Directed By Craig Roberts
Starring – Mark Rylance, Sally Hawkins, Rhys Ifans
The Plot – The heart-warming true story of Maurice Flitcroft (Rylance), who entered the 1976 Open despite never playing a round of golf before.
Rated PG-13 for some strong adult language and character smoking

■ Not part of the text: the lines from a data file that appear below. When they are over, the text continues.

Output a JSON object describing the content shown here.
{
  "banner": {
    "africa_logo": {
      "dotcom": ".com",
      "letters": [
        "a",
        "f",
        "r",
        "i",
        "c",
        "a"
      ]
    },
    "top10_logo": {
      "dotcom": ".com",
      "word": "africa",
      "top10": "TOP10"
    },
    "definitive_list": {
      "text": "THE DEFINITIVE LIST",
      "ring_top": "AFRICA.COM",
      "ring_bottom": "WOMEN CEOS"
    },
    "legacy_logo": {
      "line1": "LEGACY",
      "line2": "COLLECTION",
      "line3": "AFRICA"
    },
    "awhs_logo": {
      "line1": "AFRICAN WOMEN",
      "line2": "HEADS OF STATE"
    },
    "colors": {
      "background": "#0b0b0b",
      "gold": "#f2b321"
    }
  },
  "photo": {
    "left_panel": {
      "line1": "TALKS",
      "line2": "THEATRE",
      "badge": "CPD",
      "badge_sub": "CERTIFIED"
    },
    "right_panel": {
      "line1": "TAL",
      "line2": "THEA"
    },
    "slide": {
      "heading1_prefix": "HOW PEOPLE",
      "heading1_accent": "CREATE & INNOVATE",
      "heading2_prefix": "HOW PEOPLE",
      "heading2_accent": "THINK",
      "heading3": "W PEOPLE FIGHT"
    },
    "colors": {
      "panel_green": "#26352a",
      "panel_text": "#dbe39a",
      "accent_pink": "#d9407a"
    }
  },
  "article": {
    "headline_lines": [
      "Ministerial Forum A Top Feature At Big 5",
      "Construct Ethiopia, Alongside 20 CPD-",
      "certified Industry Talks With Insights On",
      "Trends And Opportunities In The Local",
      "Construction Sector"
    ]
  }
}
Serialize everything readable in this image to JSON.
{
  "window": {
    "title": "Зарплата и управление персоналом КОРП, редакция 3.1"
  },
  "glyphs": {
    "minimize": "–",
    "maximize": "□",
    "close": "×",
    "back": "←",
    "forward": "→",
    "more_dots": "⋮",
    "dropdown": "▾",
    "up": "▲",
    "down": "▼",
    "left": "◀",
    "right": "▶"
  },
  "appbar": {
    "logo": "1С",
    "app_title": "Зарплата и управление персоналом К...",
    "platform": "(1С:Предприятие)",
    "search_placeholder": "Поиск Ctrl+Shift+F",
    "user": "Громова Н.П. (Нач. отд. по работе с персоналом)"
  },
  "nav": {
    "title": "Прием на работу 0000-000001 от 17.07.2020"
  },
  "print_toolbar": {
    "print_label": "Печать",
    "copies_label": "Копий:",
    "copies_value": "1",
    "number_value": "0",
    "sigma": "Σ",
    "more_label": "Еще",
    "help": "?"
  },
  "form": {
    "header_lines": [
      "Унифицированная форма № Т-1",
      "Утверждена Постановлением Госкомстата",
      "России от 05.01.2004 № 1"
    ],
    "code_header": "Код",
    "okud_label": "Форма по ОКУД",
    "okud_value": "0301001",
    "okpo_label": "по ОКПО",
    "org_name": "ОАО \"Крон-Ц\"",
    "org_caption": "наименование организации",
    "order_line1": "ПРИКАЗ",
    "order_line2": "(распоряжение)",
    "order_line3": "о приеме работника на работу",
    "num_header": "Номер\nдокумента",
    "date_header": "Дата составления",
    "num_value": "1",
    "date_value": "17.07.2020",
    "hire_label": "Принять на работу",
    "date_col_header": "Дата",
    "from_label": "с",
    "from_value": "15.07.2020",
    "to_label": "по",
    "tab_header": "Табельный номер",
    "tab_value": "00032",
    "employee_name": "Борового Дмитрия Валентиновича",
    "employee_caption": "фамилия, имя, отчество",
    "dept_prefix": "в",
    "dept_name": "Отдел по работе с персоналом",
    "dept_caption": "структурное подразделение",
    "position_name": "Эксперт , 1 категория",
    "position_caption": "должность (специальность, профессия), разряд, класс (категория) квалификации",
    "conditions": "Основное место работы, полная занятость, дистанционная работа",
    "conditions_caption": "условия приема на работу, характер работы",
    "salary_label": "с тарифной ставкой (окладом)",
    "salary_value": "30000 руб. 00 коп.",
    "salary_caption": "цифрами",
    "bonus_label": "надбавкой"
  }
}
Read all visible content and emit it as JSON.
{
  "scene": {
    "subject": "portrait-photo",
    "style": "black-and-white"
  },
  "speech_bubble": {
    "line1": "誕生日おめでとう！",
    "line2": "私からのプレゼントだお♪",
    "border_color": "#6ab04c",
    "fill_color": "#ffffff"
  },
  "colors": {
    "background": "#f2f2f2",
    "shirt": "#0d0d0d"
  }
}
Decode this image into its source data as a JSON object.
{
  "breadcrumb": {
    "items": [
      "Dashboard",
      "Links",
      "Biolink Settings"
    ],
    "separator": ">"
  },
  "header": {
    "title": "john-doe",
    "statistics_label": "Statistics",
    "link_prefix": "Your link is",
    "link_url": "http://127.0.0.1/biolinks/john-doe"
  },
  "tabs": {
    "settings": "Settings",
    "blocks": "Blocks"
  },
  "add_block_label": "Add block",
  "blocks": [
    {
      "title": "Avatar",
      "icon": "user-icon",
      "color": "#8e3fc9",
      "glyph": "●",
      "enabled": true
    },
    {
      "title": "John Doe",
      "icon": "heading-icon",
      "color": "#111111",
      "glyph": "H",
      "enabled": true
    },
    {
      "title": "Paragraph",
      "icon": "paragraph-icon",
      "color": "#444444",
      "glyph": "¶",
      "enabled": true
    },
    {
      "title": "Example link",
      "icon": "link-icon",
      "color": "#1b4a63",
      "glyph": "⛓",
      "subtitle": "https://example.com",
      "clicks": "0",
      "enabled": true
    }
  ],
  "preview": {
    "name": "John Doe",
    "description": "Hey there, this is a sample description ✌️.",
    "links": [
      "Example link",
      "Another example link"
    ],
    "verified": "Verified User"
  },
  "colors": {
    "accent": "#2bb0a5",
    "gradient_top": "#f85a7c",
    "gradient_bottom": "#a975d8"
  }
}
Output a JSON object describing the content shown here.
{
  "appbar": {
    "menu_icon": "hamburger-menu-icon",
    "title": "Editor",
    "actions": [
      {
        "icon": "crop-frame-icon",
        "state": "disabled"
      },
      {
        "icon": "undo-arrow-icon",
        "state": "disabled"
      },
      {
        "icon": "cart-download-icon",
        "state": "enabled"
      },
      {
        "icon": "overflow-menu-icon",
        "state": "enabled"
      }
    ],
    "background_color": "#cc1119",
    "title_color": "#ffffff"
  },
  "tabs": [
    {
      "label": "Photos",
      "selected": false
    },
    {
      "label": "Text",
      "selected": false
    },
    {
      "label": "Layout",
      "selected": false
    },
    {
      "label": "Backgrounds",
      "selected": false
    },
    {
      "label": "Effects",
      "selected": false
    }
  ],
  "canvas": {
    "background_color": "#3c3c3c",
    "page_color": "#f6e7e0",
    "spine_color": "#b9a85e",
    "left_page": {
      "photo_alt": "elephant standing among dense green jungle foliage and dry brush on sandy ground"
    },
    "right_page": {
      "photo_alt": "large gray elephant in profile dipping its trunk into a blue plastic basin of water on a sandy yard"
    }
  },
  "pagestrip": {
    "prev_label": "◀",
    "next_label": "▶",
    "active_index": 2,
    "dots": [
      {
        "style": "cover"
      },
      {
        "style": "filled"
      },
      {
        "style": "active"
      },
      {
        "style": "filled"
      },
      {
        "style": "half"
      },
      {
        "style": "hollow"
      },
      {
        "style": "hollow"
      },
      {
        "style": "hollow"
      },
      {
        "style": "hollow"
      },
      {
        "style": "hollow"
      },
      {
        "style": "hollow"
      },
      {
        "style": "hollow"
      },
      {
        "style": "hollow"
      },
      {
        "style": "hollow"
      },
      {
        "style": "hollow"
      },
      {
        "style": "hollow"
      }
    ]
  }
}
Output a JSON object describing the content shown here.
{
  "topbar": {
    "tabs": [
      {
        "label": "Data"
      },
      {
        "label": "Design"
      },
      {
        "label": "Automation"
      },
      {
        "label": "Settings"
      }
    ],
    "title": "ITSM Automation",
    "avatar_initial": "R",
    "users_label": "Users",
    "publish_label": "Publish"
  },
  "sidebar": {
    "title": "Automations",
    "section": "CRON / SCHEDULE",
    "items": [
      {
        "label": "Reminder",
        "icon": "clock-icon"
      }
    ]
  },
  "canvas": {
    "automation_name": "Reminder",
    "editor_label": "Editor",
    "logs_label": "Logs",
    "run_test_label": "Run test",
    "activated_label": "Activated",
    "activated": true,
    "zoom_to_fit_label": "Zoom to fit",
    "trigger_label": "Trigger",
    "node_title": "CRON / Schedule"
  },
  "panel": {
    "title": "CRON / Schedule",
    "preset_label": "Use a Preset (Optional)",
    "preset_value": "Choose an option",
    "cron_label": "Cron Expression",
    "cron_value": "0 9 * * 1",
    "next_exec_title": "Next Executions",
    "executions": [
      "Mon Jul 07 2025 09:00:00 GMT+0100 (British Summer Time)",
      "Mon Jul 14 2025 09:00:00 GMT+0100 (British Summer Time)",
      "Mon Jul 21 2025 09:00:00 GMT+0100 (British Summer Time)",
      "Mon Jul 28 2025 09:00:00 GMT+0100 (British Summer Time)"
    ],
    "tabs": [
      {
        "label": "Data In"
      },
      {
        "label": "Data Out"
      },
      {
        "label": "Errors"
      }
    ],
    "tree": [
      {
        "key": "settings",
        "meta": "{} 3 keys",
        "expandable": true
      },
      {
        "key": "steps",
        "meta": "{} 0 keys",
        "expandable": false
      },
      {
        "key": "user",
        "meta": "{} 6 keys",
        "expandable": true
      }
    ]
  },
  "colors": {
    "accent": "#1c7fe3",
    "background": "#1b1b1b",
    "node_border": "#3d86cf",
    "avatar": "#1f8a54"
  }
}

Sports biopics are a dime a dozen, especially in the way their formulaic structures stitch so many of them together with predictable emphasis hindering the compelling beats of the story. That isn’t the case with Maurice Flitcroft’s story, as the film not only excels at being an insightful piece about golf in which the film navigates through all of the segregated prejudices associated with a rich man’s sport, but it also conjures up a remarkable character study in Maurice that endears him to be anything other than the typical athlete we’ve come to expect in these narratives. He’s a dreamer whose dreams often get the best of him, made apparent by Roberts’ various fantasy sequences he deposits to the film, which bring with them a richly intoxicating air of imagination to the occasion. Beyond this, he’s really quite awful at his sport of choice, picking up the game at a time in his life where he’s considered elderly by the sport’s standards, but never in ways that hinder his determined spirit to constantly keep trying. This makes the aspects of Maurice’s will to continue in the sport ripe with the kind of craziness that has to be fictional, but the bigger the measure, the more astonishing the narrative, especially considering everything contained actually happened in real life. Maurice’s resiliency is really what endears us mostly to the character, with an impeccable spirit that is not only inspiring, but downright revolutionary towards deconstructing the games we often take too seriously. However, the tonal consistency of Roberts’ feature, at least for the first hour, is equally delightful, with an upbeat timely soundtrack and picture-perfect editing schemes playing so vividly against the backdrop of Flitcroft’s many on-course blunders to produce a comic consistency with no shortage of effective resonance for the occasion. Beyond this, the production of the movie’s 70’s period piece, especially that of British geographic relevance is realized fruitfully in both wardrobe and presentation, with the latter prescribing some unique sentiments of artistic merit to immerse audiences in the grasp of television broadcasts. The grainy cinematography from experimental visionary Kit Fraser breeds authenticity in its weathered and spotty surroundings, and the outdated ideals of fashion both on and off of the greens, works wonderfully in the established setting of Manchester, where atmospherically there feels like a social disconnect with the rest of the world. The plaid pants and faded sweater vests are a nice touch, but for my money the subtleties in set decor convey a lower-class reality hang over the family’s dealings like a constant reminder of the urgency of time working against them, a sentiment that feels thicker with Maurice chasing his dream at such a tender time. Finally, the work of Rylance and Hawkins are a stellar triumph, with the former eliciting an honest transformation that is never limited to just prosthetics, and the latter supplanting the various engagements with a humbling heart to combat its sweetly silly moments of sports. Each of their dynamics to the film play into its overwhelming sense of optimism, but never in ways that show the visible strings of roberts intention, instead bearing a nuanced charm that plays all the more fruitfully towards their impeccable warmth in chemistry.
For the first hour of this film, there’s a uniqueness in personality that not only accentuates the beats of the narrative, but also conjures originality for sports biopics that are often taken a bit too pretentiously. That unfortunately changes with the film’s final act, which trades in the hilarity entirely for a stern sincerity that muddles a little too close to conventionalism for my taste. It’s not that the story’s sincere beats don’t offer something compelling to the dynamic of the character, it’s just not as consistently entertaining as the value attained in the other side of the tonal spectrum, instead stretching out the pacing for the first time in the film in ways that will have you checking your watch to see how much time is left in the movie’s run time. Speaking of time allowance, I found the balance to sometimes strain necessity in the arcs it pads, and the other ones it omits completely. One such aspect of the script pertains to Maurice’s twin sons who start a dance team to follow their dreams. The intention is obvious, with them following in the footsteps of their father as a longshot, but it’s constantly brought up in ways that feel like a bigger deal in a script that never cares to flesh out why golf of all things means so much to Maurice, an aspect that could’ve used a scene or two toward making this feel like a passionate plunge instead of a temporary trance.
“The Phantom of the Open” isn’t quite the birdie needed to uplift a thunderous roar from the audience, but it is a passionate par that conjures up enough laughs and ensuing mayhem to a story with no shortage of either in the life of its anything but athletic protagonist. It’s a simultaneous tale of fantasy and fame, and what happens when the former bleeds into the latter for the reasons no one was truly expecting.
My Grade: 7/10 or B